Not long after I joined the faculty as an oncologist, I had a patient with advanced breast cancer. The main chemotherapy drug we used at that time was Adriamycin (doxorubicin), a very effective drug for breast cancer but with various potential problems linked to its use. At the time, way back when, it was not uncommon to give some chemotherapy drugs by intravenous (IV) push—the drug would be drawn into a syringe and slowly injected by the oncology nurse (or not infrequently by the oncologist) directly into the IV. As you can imagine, it was not always easy to obtain good IV access. There came the day when an unfortunate oncology nurse injected the Adriamycin into an IV that was inserted into a vein in the wrist. I don’t recall when she realized this and she tried to be careful, but ultimately she saw the swelling over the IV site that signaled that the IV had infiltrated (penetrated the vein) and it became clear that some significant amount of the drug had seeped into the surrounding tissue. As was the protocol at that time, the IV was stopped and ice was administered. Over the course of the next seven to 10 days, a zone of necrosis widened around that site and, aside from the destruction to the skin and flesh, there was also loss of mobility in the underlying joint; months of plastic surgery and orthopedic procedures were necessary to restore some semblance of function to the area.
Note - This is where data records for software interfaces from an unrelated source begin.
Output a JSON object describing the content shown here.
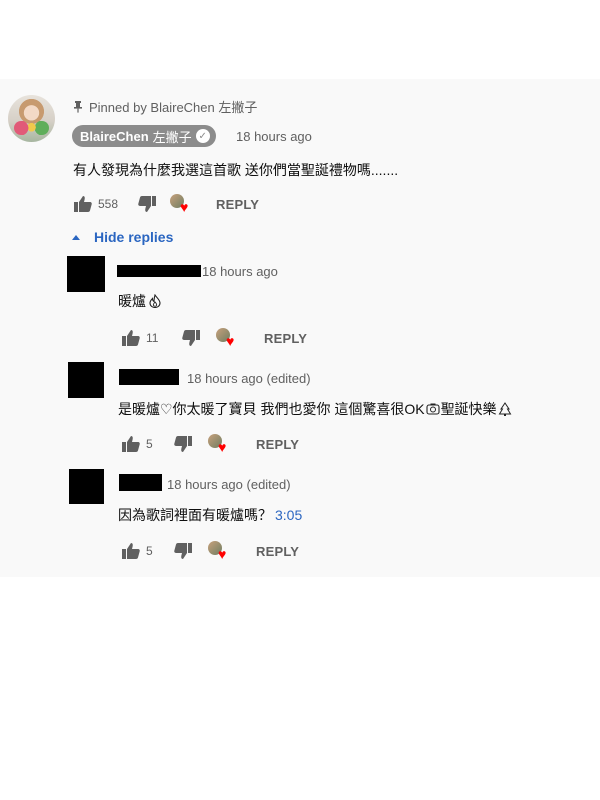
{
  "pinned": {
    "label": "Pinned by BlaireChen 左撇子"
  },
  "main_comment": {
    "author_name": "BlaireChen",
    "author_suffix": "左撇子",
    "timestamp": "18 hours ago",
    "text": "有人發現為什麼我選這首歌 送你們當聖誕禮物嗎.......",
    "likes": "558",
    "reply_label": "REPLY"
  },
  "hide_replies_label": "Hide replies",
  "replies": [
    {
      "meta": "18 hours ago",
      "text": "暖爐",
      "likes": "11",
      "reply_label": "REPLY"
    },
    {
      "meta": "18 hours ago (edited)",
      "text": "是暖爐♡你太暖了寶貝 我們也愛你 這個驚喜很OK",
      "text_tail": "聖誕快樂",
      "likes": "5",
      "reply_label": "REPLY"
    },
    {
      "meta": "18 hours ago (edited)",
      "text": "因為歌詞裡面有暖爐嗎？",
      "timestamp_link": "3:05",
      "likes": "5",
      "reply_label": "REPLY"
    }
  ],
  "colors": {
    "panel_bg": "#f9f9f9",
    "link": "#2b66c1",
    "muted": "#606060",
    "heart": "#ff0000",
    "owner_chip": "#8c8c8c"
  },
  "icons": [
    "pin-icon",
    "verified-check-icon",
    "thumb-up-icon",
    "thumb-down-icon",
    "creator-heart-icon",
    "caret-up-icon",
    "fire-emoji-icon",
    "camera-face-emoji-icon",
    "tree-emoji-icon"
  ]
}
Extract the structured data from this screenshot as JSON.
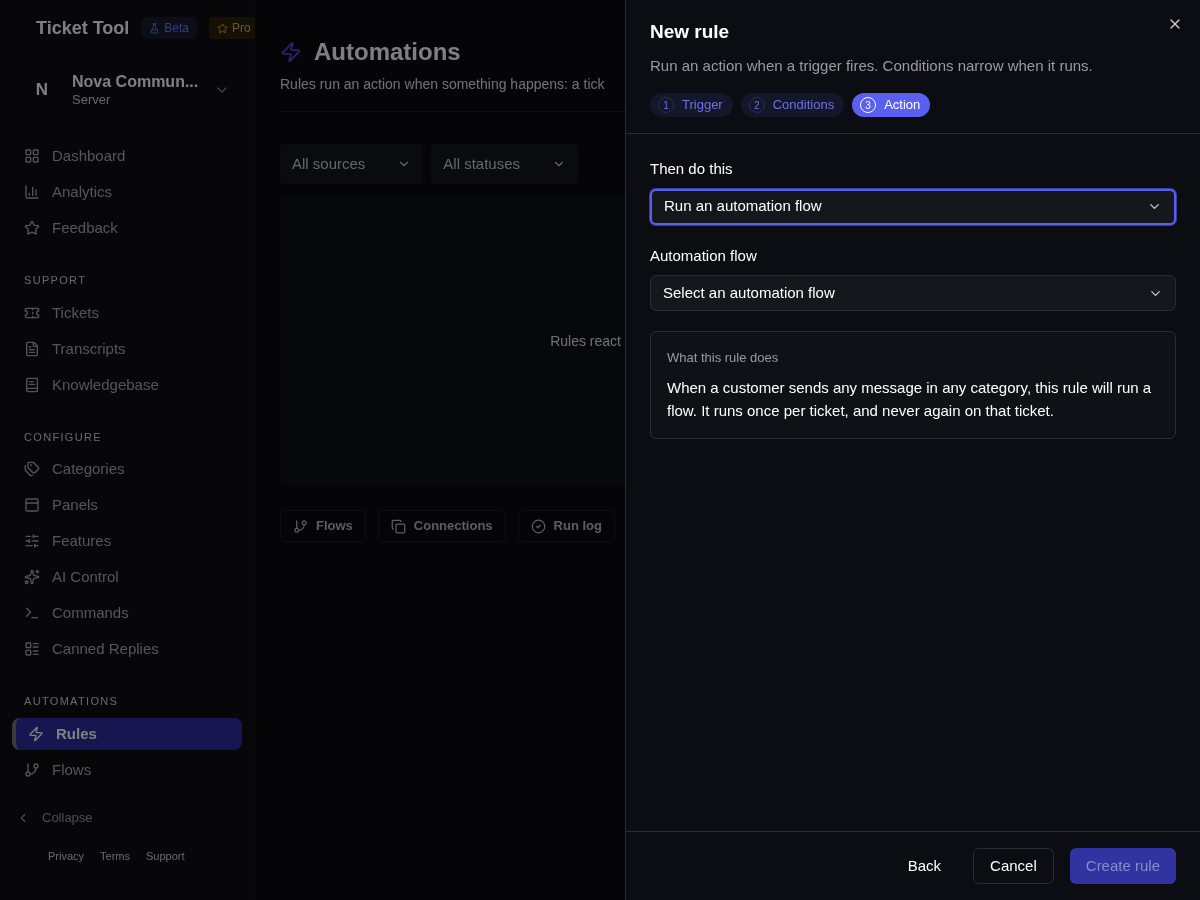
{
  "app": {
    "name": "Ticket Tool",
    "badges": [
      {
        "label": "Beta",
        "kind": "beta"
      },
      {
        "label": "Pro",
        "kind": "pro"
      }
    ]
  },
  "server": {
    "initial": "N",
    "name": "Nova Commun...",
    "subtitle": "Server"
  },
  "sidebar": {
    "sections": [
      {
        "items": [
          {
            "label": "Dashboard",
            "selected": false
          },
          {
            "label": "Analytics",
            "selected": false
          },
          {
            "label": "Feedback",
            "selected": false
          }
        ]
      },
      {
        "heading": "SUPPORT",
        "items": [
          {
            "label": "Tickets",
            "selected": false
          },
          {
            "label": "Transcripts",
            "selected": false
          },
          {
            "label": "Knowledgebase",
            "selected": false
          }
        ]
      },
      {
        "heading": "CONFIGURE",
        "items": [
          {
            "label": "Categories",
            "selected": false
          },
          {
            "label": "Panels",
            "selected": false
          },
          {
            "label": "Features",
            "selected": false
          },
          {
            "label": "AI Control",
            "selected": false
          },
          {
            "label": "Commands",
            "selected": false
          },
          {
            "label": "Canned Replies",
            "selected": false
          }
        ]
      },
      {
        "heading": "AUTOMATIONS",
        "items": [
          {
            "label": "Rules",
            "selected": true
          },
          {
            "label": "Flows",
            "selected": false
          }
        ]
      }
    ],
    "collapse": "Collapse",
    "footer_links": [
      "Privacy",
      "Terms",
      "Support"
    ]
  },
  "page": {
    "title": "Automations",
    "subtitle": "Rules run an action when something happens: a tick",
    "filters": [
      "All sources",
      "All statuses"
    ],
    "empty_text": "Rules react",
    "tabs": [
      "Flows",
      "Connections",
      "Run log"
    ]
  },
  "drawer": {
    "title": "New rule",
    "description": "Run an action when a trigger fires. Conditions narrow when it runs.",
    "steps": [
      {
        "number": "1",
        "label": "Trigger",
        "selected": false
      },
      {
        "number": "2",
        "label": "Conditions",
        "selected": false
      },
      {
        "number": "3",
        "label": "Action",
        "selected": true
      }
    ],
    "fields": [
      {
        "label": "Then do this",
        "value": "Run an automation flow",
        "focused": true
      },
      {
        "label": "Automation flow",
        "value": "Select an automation flow",
        "focused": false
      }
    ],
    "summary": {
      "heading": "What this rule does",
      "text": "When a customer sends any message in any category, this rule will run a flow. It runs once per ticket, and never again on that ticket."
    },
    "buttons": [
      {
        "label": "Back",
        "kind": "ghost",
        "disabled": false
      },
      {
        "label": "Cancel",
        "kind": "outline",
        "disabled": false
      },
      {
        "label": "Create rule",
        "kind": "primary",
        "disabled": true
      }
    ]
  }
}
No matter how good a nurse you were, it was inevitable that such mishaps would occasionally occur. Quite a number of chemotherapy drugs fall into this category of vesicant drugs—drugs that can cause tissue necrosis (death) or blistering if they accidentally are extruded from a vein when administered. While Adriamycin may be the best known of these vesicants, they include the other drugs in its anthracycline class (epirubicin, daunorubicin), actinomycin D, mitomycin, and the vinca alkaloids (vincristine, vinblastine, vindesine), and taxol. There are also other drugs that, while not specifically vesicants, are nonetheless very irritating to veins, most notably the platinum-containing drugs, such as oxaliplatin, cisplatin and carboplatin.
This is obviously a problem for which prevention is and should be the primary approach. Extravasation is significantly more likely with rigid IVs, such as with butterfly catheters, so those must be proscribed. In recent years, this potential problem has given rise to the widespread use of the port-a-cath or port. The truth is that I insist on having them inserted in almost every patient with the exception of those receiving only a very few treatments and who have clearcut decent venous access.
A port is a subcutaneous device that is implanted, usually below the clavicle (shoulder blade), into the internal jugular vein where it remains permanently so long as necessary until removed. It makes it much easier for the healthcare team to access your bloodstream for blood draws, and for the administration of drugs or blood products or fluids. Thus, while it may require on occasion two to three attempts for a nurse to find a good vein for insertion of a stable IV, a port makes that unnecessary. Since it is under the skin, it does not generally require much in the way of maintenance. Some complications may occur, but they are not generally very common.
Placement of a port does necessitate a minor outpatient surgical procedure which is performed under local anesthetic, often with mild sedation, usually in 20-30 minutes. When the period of chemotherapy administration is completed, the port can be removed essentially the same way it was inserted.
The widespread use of ports and enhanced care in IV chemotherapy administration has led to only very rare instances of IV infiltration of chemotherapy drugs such as the one I described at the beginning of this article. And the pain and difficulty of blood draws, chemotherapy and blood product administration can be mostly avoided.
Alfred I. Neugut, MD, PhD, is a medical oncologist and cancer epidemiologist at Columbia University Irving Medical Center/New York Presbyterian and Mailman School of Public Health in New York. Email: [email protected].
This article is for educational purposes only and is not intended to be a substitute for professional medical advice, diagnosis, or treatment, and does not constitute medical or other professional advice. Always seek the advice of your qualified health provider with any questions you may have regarding a medical condition or treatment.